Please print every record below exactly as it appears, but leave out the pictures.

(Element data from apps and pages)
####

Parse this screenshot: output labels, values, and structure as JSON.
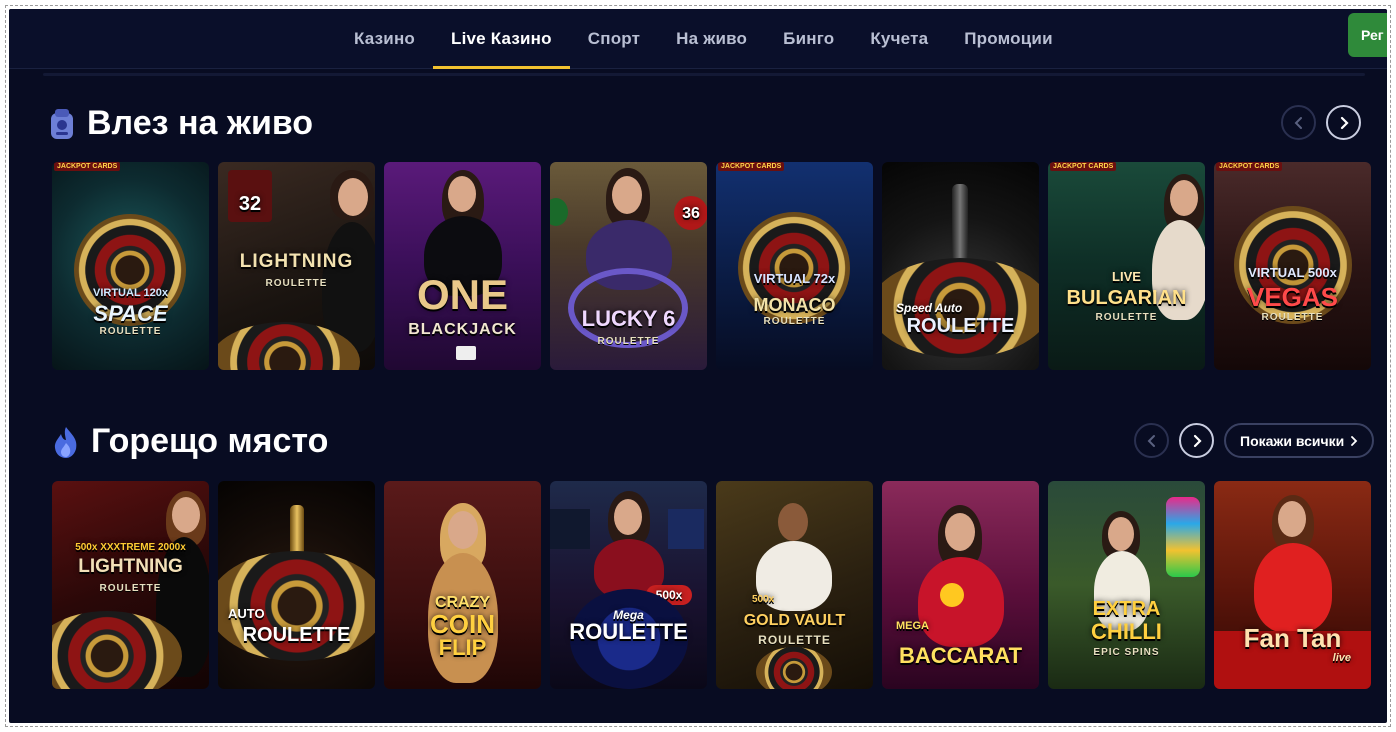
{
  "nav": {
    "items": [
      "Казино",
      "Live Казино",
      "Спорт",
      "На живо",
      "Бинго",
      "Кучета",
      "Промоции"
    ],
    "active_index": 1,
    "register_label": "Рег"
  },
  "section_live": {
    "title": "Влез на живо",
    "icon": "live-badge-icon",
    "games": [
      {
        "name": "Virtual 120x Space Roulette",
        "line1": "VIRTUAL 120x",
        "line2": "SPACE",
        "line3": "ROULETTE",
        "badge": "JACKPOT CARDS"
      },
      {
        "name": "Lightning Roulette",
        "line1": "32",
        "line2": "LIGHTNING",
        "line3": "ROULETTE",
        "badge": ""
      },
      {
        "name": "One Blackjack",
        "line1": "",
        "line2": "ONE",
        "line3": "BLACKJACK",
        "badge": ""
      },
      {
        "name": "Lucky 6 Roulette",
        "line1": "36",
        "line2": "LUCKY 6",
        "line3": "ROULETTE",
        "badge": ""
      },
      {
        "name": "Virtual 72x Monaco Roulette",
        "line1": "VIRTUAL 72x",
        "line2": "MONACO",
        "line3": "ROULETTE",
        "badge": "JACKPOT CARDS"
      },
      {
        "name": "Speed Auto Roulette",
        "line1": "Speed Auto",
        "line2": "ROULETTE",
        "line3": "",
        "badge": ""
      },
      {
        "name": "Live Bulgarian Roulette",
        "line1": "LIVE",
        "line2": "BULGARIAN",
        "line3": "ROULETTE",
        "badge": "JACKPOT CARDS"
      },
      {
        "name": "Virtual 500x Vegas Roulette",
        "line1": "VIRTUAL 500x",
        "line2": "VEGAS",
        "line3": "ROULETTE",
        "badge": "JACKPOT CARDS"
      }
    ]
  },
  "section_hot": {
    "title": "Горещо място",
    "icon": "fire-icon",
    "show_all_label": "Покажи всички",
    "games": [
      {
        "name": "XXXtreme Lightning Roulette",
        "line1": "500x XXXTREME 2000x",
        "line2": "LIGHTNING",
        "line3": "ROULETTE"
      },
      {
        "name": "Auto Roulette",
        "line1": "AUTO",
        "line2": "ROULETTE",
        "line3": ""
      },
      {
        "name": "Crazy Coin Flip",
        "line1": "CRAZY",
        "line2": "COIN",
        "line3": "FLIP"
      },
      {
        "name": "Mega Roulette",
        "line1": "500x",
        "line2": "Mega",
        "line3": "ROULETTE"
      },
      {
        "name": "Gold Vault Roulette",
        "line1": "500x",
        "line2": "GOLD VAULT",
        "line3": "ROULETTE"
      },
      {
        "name": "Mega Baccarat",
        "line1": "MEGA",
        "line2": "BACCARAT",
        "line3": ""
      },
      {
        "name": "Extra Chilli Epic Spins",
        "line1": "EXTRA",
        "line2": "CHILLI",
        "line3": "EPIC SPINS"
      },
      {
        "name": "Fan Tan",
        "line1": "",
        "line2": "Fan Tan",
        "line3": "live"
      }
    ]
  },
  "colors": {
    "background": "#080c22",
    "nav_active_underline": "#f2c230",
    "register_button": "#2f8a3a"
  }
}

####

• **Expected output**
Parse this screenshot: output labels, values, and structure as JSON.
{
  "nav": {
    "items": [
      "Казино",
      "Live Казино",
      "Спорт",
      "На живо",
      "Бинго",
      "Кучета",
      "Промоции"
    ],
    "active_index": 1,
    "register_label": "Рег"
  },
  "section_live": {
    "title": "Влез на живо",
    "icon": "live-badge-icon",
    "games": [
      {
        "name": "Virtual 120x Space Roulette",
        "line1": "VIRTUAL 120x",
        "line2": "SPACE",
        "line3": "ROULETTE",
        "badge": "JACKPOT CARDS"
      },
      {
        "name": "Lightning Roulette",
        "line1": "32",
        "line2": "LIGHTNING",
        "line3": "ROULETTE",
        "badge": ""
      },
      {
        "name": "One Blackjack",
        "line1": "",
        "line2": "ONE",
        "line3": "BLACKJACK",
        "badge": ""
      },
      {
        "name": "Lucky 6 Roulette",
        "line1": "36",
        "line2": "LUCKY 6",
        "line3": "ROULETTE",
        "badge": ""
      },
      {
        "name": "Virtual 72x Monaco Roulette",
        "line1": "VIRTUAL 72x",
        "line2": "MONACO",
        "line3": "ROULETTE",
        "badge": "JACKPOT CARDS"
      },
      {
        "name": "Speed Auto Roulette",
        "line1": "Speed Auto",
        "line2": "ROULETTE",
        "line3": "",
        "badge": ""
      },
      {
        "name": "Live Bulgarian Roulette",
        "line1": "LIVE",
        "line2": "BULGARIAN",
        "line3": "ROULETTE",
        "badge": "JACKPOT CARDS"
      },
      {
        "name": "Virtual 500x Vegas Roulette",
        "line1": "VIRTUAL 500x",
        "line2": "VEGAS",
        "line3": "ROULETTE",
        "badge": "JACKPOT CARDS"
      }
    ]
  },
  "section_hot": {
    "title": "Горещо място",
    "icon": "fire-icon",
    "show_all_label": "Покажи всички",
    "games": [
      {
        "name": "XXXtreme Lightning Roulette",
        "line1": "500x XXXTREME 2000x",
        "line2": "LIGHTNING",
        "line3": "ROULETTE"
      },
      {
        "name": "Auto Roulette",
        "line1": "AUTO",
        "line2": "ROULETTE",
        "line3": ""
      },
      {
        "name": "Crazy Coin Flip",
        "line1": "CRAZY",
        "line2": "COIN",
        "line3": "FLIP"
      },
      {
        "name": "Mega Roulette",
        "line1": "500x",
        "line2": "Mega",
        "line3": "ROULETTE"
      },
      {
        "name": "Gold Vault Roulette",
        "line1": "500x",
        "line2": "GOLD VAULT",
        "line3": "ROULETTE"
      },
      {
        "name": "Mega Baccarat",
        "line1": "MEGA",
        "line2": "BACCARAT",
        "line3": ""
      },
      {
        "name": "Extra Chilli Epic Spins",
        "line1": "EXTRA",
        "line2": "CHILLI",
        "line3": "EPIC SPINS"
      },
      {
        "name": "Fan Tan",
        "line1": "",
        "line2": "Fan Tan",
        "line3": "live"
      }
    ]
  },
  "colors": {
    "background": "#080c22",
    "nav_active_underline": "#f2c230",
    "register_button": "#2f8a3a"
  }
}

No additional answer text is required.